By allowing ads to appear on this site, you support the local businesses who, in turn, support great journalism.
The next generation of agricultural education
teyanna loether alice in dairyland
Teyanna Loether, Wisconsins 68th Alice in Dairyland, believes the word agriculture in relation to careers has evolved to include work in journalism, marketing, computer science and other vital areas. - photo by Contributed photo

As Alice in Dairyland, I work in the unique space of agriculture between producers and consumers. As consumers are increasingly interested in where their food comes from, producers are likewise concerned about finding help to share their message.

I’m often asked the question, “How do we keep the next generation interested in careers within agriculture?” In today’s world where the average person is three to four generations removed from the farm that provided their ancestors food and clothing, finding a workforce that has a background in agriculture is certainly a concern. The next generation does not have the same perspective as their parents or grandparents.

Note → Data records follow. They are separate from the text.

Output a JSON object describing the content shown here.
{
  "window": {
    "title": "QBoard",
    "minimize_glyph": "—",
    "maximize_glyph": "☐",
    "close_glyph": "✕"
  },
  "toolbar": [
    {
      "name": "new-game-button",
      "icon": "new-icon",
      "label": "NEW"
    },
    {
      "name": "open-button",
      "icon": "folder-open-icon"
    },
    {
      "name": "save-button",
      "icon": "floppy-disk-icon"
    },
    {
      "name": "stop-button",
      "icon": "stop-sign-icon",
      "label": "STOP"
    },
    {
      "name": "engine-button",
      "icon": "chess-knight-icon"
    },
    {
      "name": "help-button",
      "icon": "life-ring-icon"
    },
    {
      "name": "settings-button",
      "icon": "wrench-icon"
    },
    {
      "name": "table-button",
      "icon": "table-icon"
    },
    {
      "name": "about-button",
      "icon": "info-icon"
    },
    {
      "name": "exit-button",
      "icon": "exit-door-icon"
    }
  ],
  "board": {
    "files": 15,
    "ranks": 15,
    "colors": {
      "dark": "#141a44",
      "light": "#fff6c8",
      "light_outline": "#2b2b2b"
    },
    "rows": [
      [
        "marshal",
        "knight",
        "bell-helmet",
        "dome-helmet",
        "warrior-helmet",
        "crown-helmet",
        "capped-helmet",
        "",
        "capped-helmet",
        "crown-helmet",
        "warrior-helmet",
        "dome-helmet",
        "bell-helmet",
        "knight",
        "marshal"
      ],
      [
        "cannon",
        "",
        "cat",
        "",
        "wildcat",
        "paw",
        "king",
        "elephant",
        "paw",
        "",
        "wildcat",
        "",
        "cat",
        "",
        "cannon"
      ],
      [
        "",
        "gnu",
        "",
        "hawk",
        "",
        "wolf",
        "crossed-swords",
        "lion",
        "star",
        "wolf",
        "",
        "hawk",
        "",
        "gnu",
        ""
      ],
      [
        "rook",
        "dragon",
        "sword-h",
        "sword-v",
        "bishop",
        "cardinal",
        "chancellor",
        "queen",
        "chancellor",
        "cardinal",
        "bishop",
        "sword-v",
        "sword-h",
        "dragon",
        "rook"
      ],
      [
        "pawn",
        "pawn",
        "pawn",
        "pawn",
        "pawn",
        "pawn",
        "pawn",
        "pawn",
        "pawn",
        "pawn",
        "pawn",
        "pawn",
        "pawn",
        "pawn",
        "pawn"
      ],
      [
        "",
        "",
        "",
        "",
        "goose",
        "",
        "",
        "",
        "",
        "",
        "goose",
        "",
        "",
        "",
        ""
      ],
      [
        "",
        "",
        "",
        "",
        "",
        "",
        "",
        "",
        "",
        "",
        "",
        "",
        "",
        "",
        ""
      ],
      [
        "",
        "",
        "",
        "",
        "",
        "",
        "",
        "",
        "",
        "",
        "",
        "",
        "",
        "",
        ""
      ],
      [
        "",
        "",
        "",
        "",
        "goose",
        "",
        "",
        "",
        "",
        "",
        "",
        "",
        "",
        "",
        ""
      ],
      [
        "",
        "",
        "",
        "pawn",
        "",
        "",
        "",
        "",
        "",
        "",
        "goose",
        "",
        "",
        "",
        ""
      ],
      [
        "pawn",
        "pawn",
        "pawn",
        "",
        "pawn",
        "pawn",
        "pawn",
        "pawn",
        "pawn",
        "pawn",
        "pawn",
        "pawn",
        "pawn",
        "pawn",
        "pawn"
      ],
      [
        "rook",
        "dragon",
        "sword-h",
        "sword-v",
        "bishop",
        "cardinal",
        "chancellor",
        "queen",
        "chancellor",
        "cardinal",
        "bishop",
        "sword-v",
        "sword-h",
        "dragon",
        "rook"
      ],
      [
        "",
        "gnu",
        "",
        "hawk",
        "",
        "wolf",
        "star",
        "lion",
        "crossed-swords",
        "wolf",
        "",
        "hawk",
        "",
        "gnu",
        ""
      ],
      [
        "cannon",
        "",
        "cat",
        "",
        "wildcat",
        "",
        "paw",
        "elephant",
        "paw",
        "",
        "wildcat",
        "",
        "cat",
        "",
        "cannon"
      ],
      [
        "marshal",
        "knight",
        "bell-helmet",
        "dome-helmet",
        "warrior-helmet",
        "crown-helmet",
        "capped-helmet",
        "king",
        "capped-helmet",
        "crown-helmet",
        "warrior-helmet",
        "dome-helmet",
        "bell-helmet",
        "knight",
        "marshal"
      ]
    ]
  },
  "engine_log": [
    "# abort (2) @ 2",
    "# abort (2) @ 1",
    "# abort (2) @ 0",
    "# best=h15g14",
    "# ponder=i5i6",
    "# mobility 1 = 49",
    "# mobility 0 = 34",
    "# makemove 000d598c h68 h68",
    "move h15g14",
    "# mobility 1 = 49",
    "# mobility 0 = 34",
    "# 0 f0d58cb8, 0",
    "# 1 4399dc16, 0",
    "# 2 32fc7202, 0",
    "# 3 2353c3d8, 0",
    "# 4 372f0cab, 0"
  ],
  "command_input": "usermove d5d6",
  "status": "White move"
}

However, they shouldn’t have the same perspective. The word “agriculture” in relation to future careers has evolved over the decades to encompass many opportunities for the next generation. Journalism, engineering, pharmaceuticals and medicine, marketing, and computer science are all vital threads in agriculture.

Today, one in every nine jobs is related to agriculture in Wisconsin, which makes an $88.3 billion economic impact on our state. With a generation that is further removed from production agriculture than ever before, we need to reintroduce agriculture into people’s lives in a way that captivates while providing context. So the question becomes, how do we meet the future generations where they are at with their perspective, and open their eyes to the endless possibilities?

During graduate school at the University of Wisconsin-Madison, I had the opportunity to serve as the teaching assistant for our introductory animal sciences course. The majority of my 120 freshmen did not have a background in production agriculture, but each week we held a three-hour lab where they were able to work with livestock using a hands-on approach. These labs took students out of their traditional lecture seats where they experienced agriculture first-hand.

On a weekly basis, my students were trimming sheep hooves, cracking open and grading eggs, and handling day-old piglets. They were even able to reach in to the rumen of a cannulated cow and feel the waves of digestion. One of my students was from Chicago and had never even approached a dairy cow before. As the semester went along I watched him become more confident, asking more questions, and becoming increasingly fascinated by agriculture. By the final exam he was considering options for future careers in animal science. This was not an exception, as many students went along a similar journey.

In order to help people discover the endless possibilities in the world of agriculture, we need to continue to provide opportunities to experience it first-hand. By incorporating a broad range of skills into these activities that require the use of technology, teamwork, and problem-solving, agriculture becomes a relevant career for anyone.

Incorporating active learning into classrooms is increasingly important, and organizations out of the classroom such as FFA and 4-H are integral inspiring future generations. If we provide beneficial agricultural education, our future generation will provide innovation, creativity, and inspiration.

Loether, of Sauk City, is Wisconsin’s 68th Alice in Dairyland. She graduated from UW-Madison with a master’s degree in animal sciences.